Save Up to 60% Off Touring Bikes | Commuting | Commuter Bikes | Windsor Bikes - Tourist

You get a beefy frame, triple crankset, and 36 spoke wheels. They also have pretty laid back geometry, larger tires, and should be a lot faster than a cruiser. The components are a lot better than either bike you listed. You will likely have wheel problems with either the Gravity or Fuji bikes you listed.

I would recommend having a bike shop fit you on whatever bike you get. A poorly fit bike can make it uncomfortable to ride, and even hurt you (I messed up my knee on a do-it-yourself fit). A fit usually costs about $100. Regarding mechanical adjustments/repairs to the bike, they are really easy to do if you have basic mechanical skills, and don't mind learning by doing. But, if you aren't mechanically inclined, it is definitely a good idea to get a bike though the LBS, which will usually offer cheap or free adjustments.

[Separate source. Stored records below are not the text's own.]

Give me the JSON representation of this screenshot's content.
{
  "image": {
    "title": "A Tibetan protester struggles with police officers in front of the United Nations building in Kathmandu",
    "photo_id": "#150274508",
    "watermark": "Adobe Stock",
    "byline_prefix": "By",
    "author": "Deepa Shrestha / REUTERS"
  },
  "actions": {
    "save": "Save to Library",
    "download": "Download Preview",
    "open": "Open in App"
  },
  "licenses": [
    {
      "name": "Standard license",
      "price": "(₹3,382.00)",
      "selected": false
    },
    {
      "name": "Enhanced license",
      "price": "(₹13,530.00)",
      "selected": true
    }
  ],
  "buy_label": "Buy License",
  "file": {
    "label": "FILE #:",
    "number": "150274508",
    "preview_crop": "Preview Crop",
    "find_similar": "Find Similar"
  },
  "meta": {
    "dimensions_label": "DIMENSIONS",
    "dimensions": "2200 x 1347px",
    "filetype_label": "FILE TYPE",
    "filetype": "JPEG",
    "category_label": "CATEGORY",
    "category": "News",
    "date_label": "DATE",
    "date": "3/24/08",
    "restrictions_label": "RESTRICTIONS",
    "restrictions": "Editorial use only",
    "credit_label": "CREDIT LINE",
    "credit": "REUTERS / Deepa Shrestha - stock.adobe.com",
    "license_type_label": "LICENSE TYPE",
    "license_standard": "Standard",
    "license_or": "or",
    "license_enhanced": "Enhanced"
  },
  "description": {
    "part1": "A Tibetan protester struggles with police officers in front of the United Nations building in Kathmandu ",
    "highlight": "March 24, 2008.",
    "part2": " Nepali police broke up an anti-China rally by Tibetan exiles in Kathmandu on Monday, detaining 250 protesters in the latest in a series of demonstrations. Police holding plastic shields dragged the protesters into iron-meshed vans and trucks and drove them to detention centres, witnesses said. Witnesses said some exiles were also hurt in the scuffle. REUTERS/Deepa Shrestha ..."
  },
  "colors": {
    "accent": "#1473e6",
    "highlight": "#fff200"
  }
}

If you do go the LBS route, I would still reccomend a touring bike (like a Surly Long Haul Trucker, or Novara Randonee if you have an REI near you). I really think you'll benefit from the heavy-duty wheels and hubs.
DirtRoadRunner is offline  
Old 01-04-15, 04:57 PM
  #4  
Member
 
Join Date: Feb 2011
Posts: 46
Mentioned: 0 Post(s)
Tagged: 0 Thread(s)
Quoted: 0 Post(s)
Likes: 0
Liked 0 Times in 0 Posts
I'm still new to road bike variations, but a touring bike would make a lot of sense for a clydesdale (I'm 250 and am considering them as well). A touring bike is designed to carry the weight of the rider and his/her luggage/gear. They are also supposed to be a larger frame so you can be more comfortable on it for longer periods. I would definitely look into them while you are shopping.

edit: Also, congrats on the weight loss so far! Keep up the good work!
evil_lies is offline  
Related Topics
Thread
Thread Starter
Forum
Replies
Last Post
BikingViking793
Road Cycling
3
01-30-18 10:48 AM
Keenan
Road Cycling
1
01-03-15 05:43 PM
mekanik
Hybrid Bicycles
8
09-09-13 10:02 PM
EvoFX
Touring
34
02-01-10 10:59 AM

Posting Rules
You may not post new threads
You may not post replies
You may not post attachments
You may not edit your posts

BB code is On
Smilies are On
[IMG] code is On
HTML code is Off
Trackbacks are Off
Pingbacks are Off
Refbacks are Off


Thread Tools
Search this Thread

Contact Us - Archive - Advertising - Cookie Policy - Privacy Statement - Terms of Service -

Copyright © 2024 MH Sub I, LLC dba Internet Brands. All rights reserved. Use of this site indicates your consent to the Terms of Use.